- Task prompt: Give the data back exactly as it stands.

(App and web page records)
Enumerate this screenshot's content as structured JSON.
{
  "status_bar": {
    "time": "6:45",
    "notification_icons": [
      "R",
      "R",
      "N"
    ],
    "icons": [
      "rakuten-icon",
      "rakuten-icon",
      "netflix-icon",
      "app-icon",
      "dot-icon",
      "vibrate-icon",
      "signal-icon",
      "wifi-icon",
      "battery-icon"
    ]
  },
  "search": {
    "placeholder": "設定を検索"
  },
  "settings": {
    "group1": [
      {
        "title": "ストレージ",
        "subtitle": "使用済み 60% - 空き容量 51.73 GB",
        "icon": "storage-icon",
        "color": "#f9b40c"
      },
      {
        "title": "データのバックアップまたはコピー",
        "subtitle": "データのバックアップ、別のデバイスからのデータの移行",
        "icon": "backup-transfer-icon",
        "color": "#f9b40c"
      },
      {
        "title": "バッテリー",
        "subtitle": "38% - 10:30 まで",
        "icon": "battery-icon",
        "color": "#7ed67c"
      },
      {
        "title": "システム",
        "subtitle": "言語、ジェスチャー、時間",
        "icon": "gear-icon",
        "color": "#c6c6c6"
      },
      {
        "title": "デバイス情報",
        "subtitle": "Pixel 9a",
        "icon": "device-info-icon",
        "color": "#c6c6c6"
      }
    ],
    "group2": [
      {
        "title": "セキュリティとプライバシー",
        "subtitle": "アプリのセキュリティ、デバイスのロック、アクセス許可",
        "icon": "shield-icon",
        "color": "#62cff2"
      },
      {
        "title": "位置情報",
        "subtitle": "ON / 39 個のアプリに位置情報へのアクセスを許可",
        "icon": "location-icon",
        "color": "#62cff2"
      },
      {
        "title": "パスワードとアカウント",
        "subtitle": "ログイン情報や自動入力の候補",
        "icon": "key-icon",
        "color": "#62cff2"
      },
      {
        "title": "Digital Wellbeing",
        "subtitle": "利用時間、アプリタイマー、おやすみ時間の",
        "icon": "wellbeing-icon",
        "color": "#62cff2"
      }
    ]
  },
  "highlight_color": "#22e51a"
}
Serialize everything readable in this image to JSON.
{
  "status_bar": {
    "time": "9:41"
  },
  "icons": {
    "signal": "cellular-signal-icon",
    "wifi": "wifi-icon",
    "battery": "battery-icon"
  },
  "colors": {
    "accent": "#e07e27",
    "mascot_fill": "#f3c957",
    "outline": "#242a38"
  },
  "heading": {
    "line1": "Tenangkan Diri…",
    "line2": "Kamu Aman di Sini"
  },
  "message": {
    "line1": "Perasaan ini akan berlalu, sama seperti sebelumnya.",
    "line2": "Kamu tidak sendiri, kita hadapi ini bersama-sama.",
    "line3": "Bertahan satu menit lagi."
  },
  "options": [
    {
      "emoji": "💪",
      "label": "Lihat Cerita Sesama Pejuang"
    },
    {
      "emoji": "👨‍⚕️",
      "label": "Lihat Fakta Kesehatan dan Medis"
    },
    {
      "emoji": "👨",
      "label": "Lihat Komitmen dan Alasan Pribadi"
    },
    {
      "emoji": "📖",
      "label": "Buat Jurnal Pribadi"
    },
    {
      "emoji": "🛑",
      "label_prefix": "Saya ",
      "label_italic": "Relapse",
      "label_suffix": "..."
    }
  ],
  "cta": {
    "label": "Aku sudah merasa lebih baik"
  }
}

- Answer to the exercise:
Enumerate this screenshot's content as structured JSON.
{
  "status_bar": {
    "time": "6:45",
    "notification_icons": [
      "R",
      "R",
      "N"
    ],
    "icons": [
      "rakuten-icon",
      "rakuten-icon",
      "netflix-icon",
      "app-icon",
      "dot-icon",
      "vibrate-icon",
      "signal-icon",
      "wifi-icon",
      "battery-icon"
    ]
  },
  "search": {
    "placeholder": "設定を検索"
  },
  "settings": {
    "group1": [
      {
        "title": "ストレージ",
        "subtitle": "使用済み 60% - 空き容量 51.73 GB",
        "icon": "storage-icon",
        "color": "#f9b40c"
      },
      {
        "title": "データのバックアップまたはコピー",
        "subtitle": "データのバックアップ、別のデバイスからのデータの移行",
        "icon": "backup-transfer-icon",
        "color": "#f9b40c"
      },
      {
        "title": "バッテリー",
        "subtitle": "38% - 10:30 まで",
        "icon": "battery-icon",
        "color": "#7ed67c"
      },
      {
        "title": "システム",
        "subtitle": "言語、ジェスチャー、時間",
        "icon": "gear-icon",
        "color": "#c6c6c6"
      },
      {
        "title": "デバイス情報",
        "subtitle": "Pixel 9a",
        "icon": "device-info-icon",
        "color": "#c6c6c6"
      }
    ],
    "group2": [
      {
        "title": "セキュリティとプライバシー",
        "subtitle": "アプリのセキュリティ、デバイスのロック、アクセス許可",
        "icon": "shield-icon",
        "color": "#62cff2"
      },
      {
        "title": "位置情報",
        "subtitle": "ON / 39 個のアプリに位置情報へのアクセスを許可",
        "icon": "location-icon",
        "color": "#62cff2"
      },
      {
        "title": "パスワードとアカウント",
        "subtitle": "ログイン情報や自動入力の候補",
        "icon": "key-icon",
        "color": "#62cff2"
      },
      {
        "title": "Digital Wellbeing",
        "subtitle": "利用時間、アプリタイマー、おやすみ時間の",
        "icon": "wellbeing-icon",
        "color": "#62cff2"
      }
    ]
  },
  "highlight_color": "#22e51a"
}
Serialize everything readable in this image to JSON.
{
  "status_bar": {
    "time": "9:41"
  },
  "icons": {
    "signal": "cellular-signal-icon",
    "wifi": "wifi-icon",
    "battery": "battery-icon"
  },
  "colors": {
    "accent": "#e07e27",
    "mascot_fill": "#f3c957",
    "outline": "#242a38"
  },
  "heading": {
    "line1": "Tenangkan Diri…",
    "line2": "Kamu Aman di Sini"
  },
  "message": {
    "line1": "Perasaan ini akan berlalu, sama seperti sebelumnya.",
    "line2": "Kamu tidak sendiri, kita hadapi ini bersama-sama.",
    "line3": "Bertahan satu menit lagi."
  },
  "options": [
    {
      "emoji": "💪",
      "label": "Lihat Cerita Sesama Pejuang"
    },
    {
      "emoji": "👨‍⚕️",
      "label": "Lihat Fakta Kesehatan dan Medis"
    },
    {
      "emoji": "👨",
      "label": "Lihat Komitmen dan Alasan Pribadi"
    },
    {
      "emoji": "📖",
      "label": "Buat Jurnal Pribadi"
    },
    {
      "emoji": "🛑",
      "label_prefix": "Saya ",
      "label_italic": "Relapse",
      "label_suffix": "..."
    }
  ],
  "cta": {
    "label": "Aku sudah merasa lebih baik"
  }
}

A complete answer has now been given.